Exercise goal
Images stay out; everything else in the records is to be set down exactly.
---
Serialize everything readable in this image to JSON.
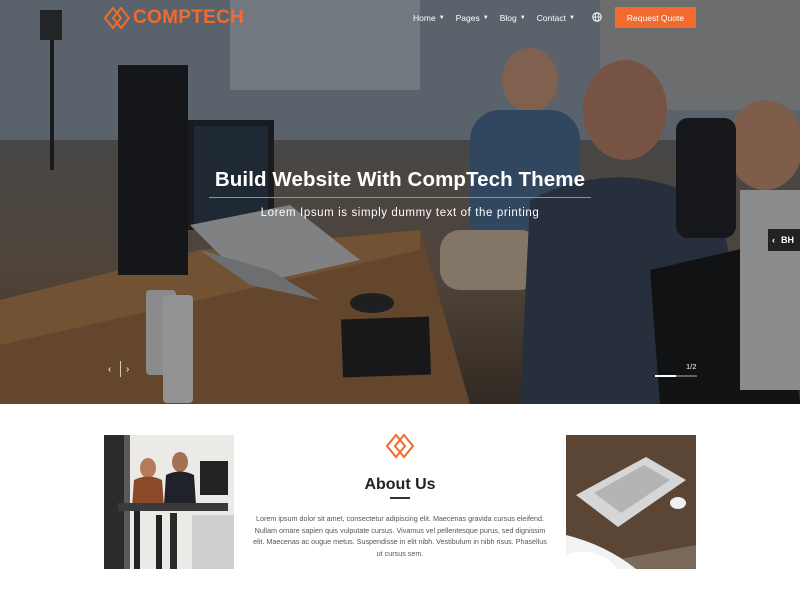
{
  "brand": {
    "name_part1": "COMP",
    "name_part2": "TECH",
    "accent": "#f26a2e"
  },
  "nav": {
    "items": [
      {
        "label": "Home",
        "has_dropdown": true
      },
      {
        "label": "Pages",
        "has_dropdown": true
      },
      {
        "label": "Blog",
        "has_dropdown": true
      },
      {
        "label": "Contact",
        "has_dropdown": true
      }
    ],
    "icons": [
      "globe-icon",
      "search-icon"
    ],
    "cta_label": "Request Quote"
  },
  "hero": {
    "title": "Build Website With CompTech Theme",
    "subtitle": "Lorem Ipsum is simply dummy text of the printing",
    "prev_glyph": "‹",
    "next_glyph": "›",
    "slide_counter": "1/2",
    "slide_progress": 0.5,
    "side_tab_label": "BH"
  },
  "about": {
    "title": "About Us",
    "body": "Lorem ipsum dolor sit amet, consectetur adipiscing elit. Maecenas gravida cursus eleifend. Nullam ornare sapien quis vulputate cursus. Vivamus vel pellentesque purus, sed dignissim elit. Maecenas ac ougue metus. Suspendisse in elit nibh. Vestibulum in nibh risus. Phasellus ut cursus sem."
  }
}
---
Response
Serialize everything readable in this image to JSON.
{
  "brand": {
    "name_part1": "COMP",
    "name_part2": "TECH",
    "accent": "#f26a2e"
  },
  "nav": {
    "items": [
      {
        "label": "Home",
        "has_dropdown": true
      },
      {
        "label": "Pages",
        "has_dropdown": true
      },
      {
        "label": "Blog",
        "has_dropdown": true
      },
      {
        "label": "Contact",
        "has_dropdown": true
      }
    ],
    "icons": [
      "globe-icon",
      "search-icon"
    ],
    "cta_label": "Request Quote"
  },
  "hero": {
    "title": "Build Website With CompTech Theme",
    "subtitle": "Lorem Ipsum is simply dummy text of the printing",
    "prev_glyph": "‹",
    "next_glyph": "›",
    "slide_counter": "1/2",
    "slide_progress": 0.5,
    "side_tab_label": "BH"
  },
  "about": {
    "title": "About Us",
    "body": "Lorem ipsum dolor sit amet, consectetur adipiscing elit. Maecenas gravida cursus eleifend. Nullam ornare sapien quis vulputate cursus. Vivamus vel pellentesque purus, sed dignissim elit. Maecenas ac ougue metus. Suspendisse in elit nibh. Vestibulum in nibh risus. Phasellus ut cursus sem."
  }
}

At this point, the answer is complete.